It was another predawn start today as we had quite the adventure planned—we were going to take a car ferry across the Delaware Bay! With the voyage being about 90 minutes, this offered an opportunity to have a mini-pelagic! Our crossing gave us many views of Brown Pelicans, Royal Terns and Great Black-backed Gulls along with our only Black Scoters of the tour. Upon arrival at Lewes, Delaware we headed straight to Cape Henlopen State Park where among the pine-clad dunes is found the northernmost population of Brown-headed Nuthatches. We were barely there for five minutes before we heard the squeaky toy chitterings of these adorable tiny birds from the van window. We rolled out lickety-split and got some great looks at the nuthatches. As they moved off, we were then treated to a fantastic look at a Pine Warbler! We did a little more poking around, but as delightful as this park is, we wanted to get up to Bombay Hook NWR where a host of good birds had been recently reported. And my goodness, was this right decision! The wildlife drive was just brimming with waterbirds. The duck numbers were in the hundreds and easily a few thousand shorebirds were observed! We tallied in 15 species of shorebirds with several new ones for our tour including the strikingly marked American Avocets and a small flock of Hudsonian Godwits, along with an American Golden-Plover! A flock of both Long-billed and Short-billed Dowitchers allowed for a workshop on how to differentiate between these two very similar looking species. Another few new birds for the tour included Common Gallinule, Pied-billed Grebe and both Ruddy and Wood Ducks. But the undeniable highlight was the flock of Roseate Spoonbills foraging right along the drive! These almost preposterous looking waders had staged quite the irruption flight into the northern states in the summer of 2021 and had been delighting birders up and down the east coast with sightings of these subtropical pink birds. We had to tear ourselves away from the refuge that afternoon so we could make it back to the ferry to return to Cape May. The crossing this time yielded a couple really great birds; even if they weren’t the most cooperative, the pair of Red-necked Phalaropes and an adult Pomarine Jaeger were still exciting! But Cape May had one more surprise in store for us as we made our way back to shore. Migration of course not being only the purview of birds, Cape May is also well known as a major conduit for the passage of Monarch Butterflies. Apparently, all the bird counts that day had been remarking about the incredible numbers of monarchs on the move, and word broke that a super roost of butterflies was occurring in the pines at the southernmost tip of Cape May! Even though we were tired from the long day and more than ready to go get dinner, this was an opportunity that we just could not pass up. The scene was simply magical! Everywhere you looked there were dozens of monarchs floating in the warm evening breeze and hundreds of these gossamer creatures were alighting in the pines. A large crowd had gathered to bear witness to this spectacle of migration: entomologists, birders, neighborhood residents; all were moved by this amazing sight!

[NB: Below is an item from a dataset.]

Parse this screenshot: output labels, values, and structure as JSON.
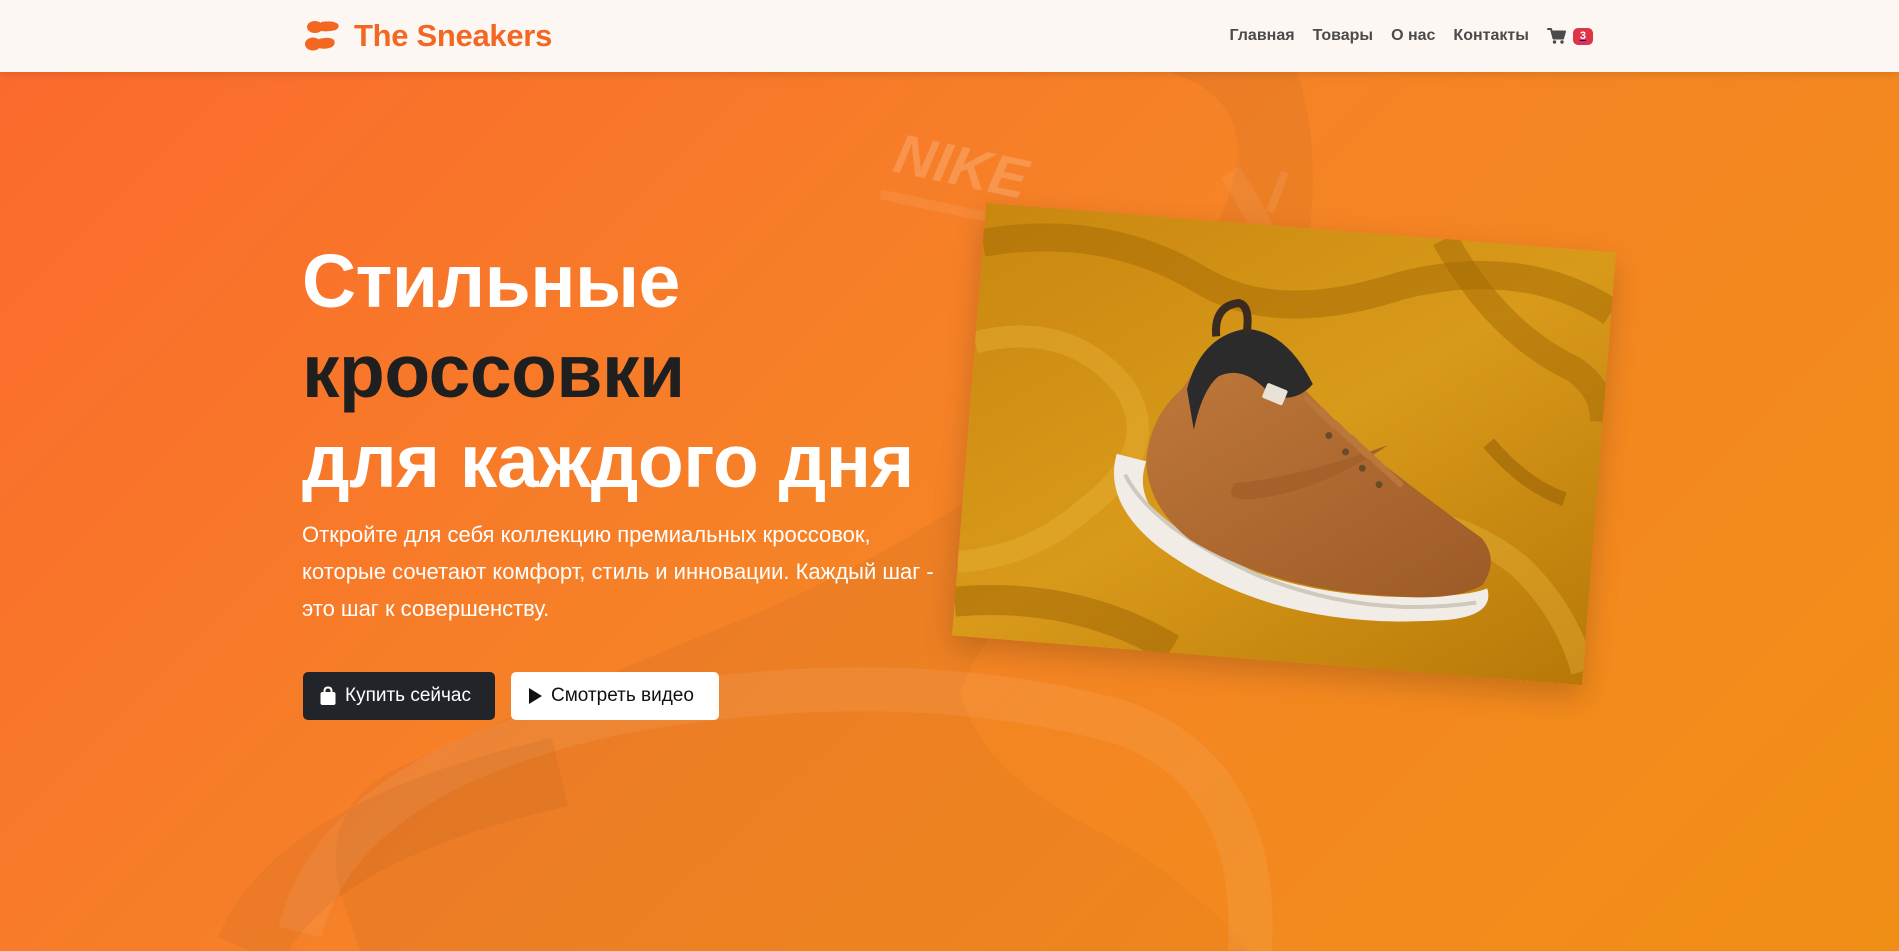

Day Six

All good things… One last morning in Cape May. The tour was such a delightful time. The group was satiated from all the amazing sightings, but none the less we headed out on the trail for a few more hours of birding before driving back up to the Philadelphia airport. Clearly another movement of songbirds had occurred overnight and with it the Myrtle Warblers had arrived! Dozens of “butterbutts” were always streaming by overhead. And with the Myrtle Warblers heralding the changing of the guard, we noticed a lack of the warbler diversity we had enjoyed all week. However, we did see several species of sparrow this morning with great looks at a small flock of sweet-faced Field Sparrows. It was a wonderful experience to go out on, and our joyful group bid adieu to this special place and departed the Capitol City of Birding.

-          Skye Haas 

 


 

 

Created: 11 November 2021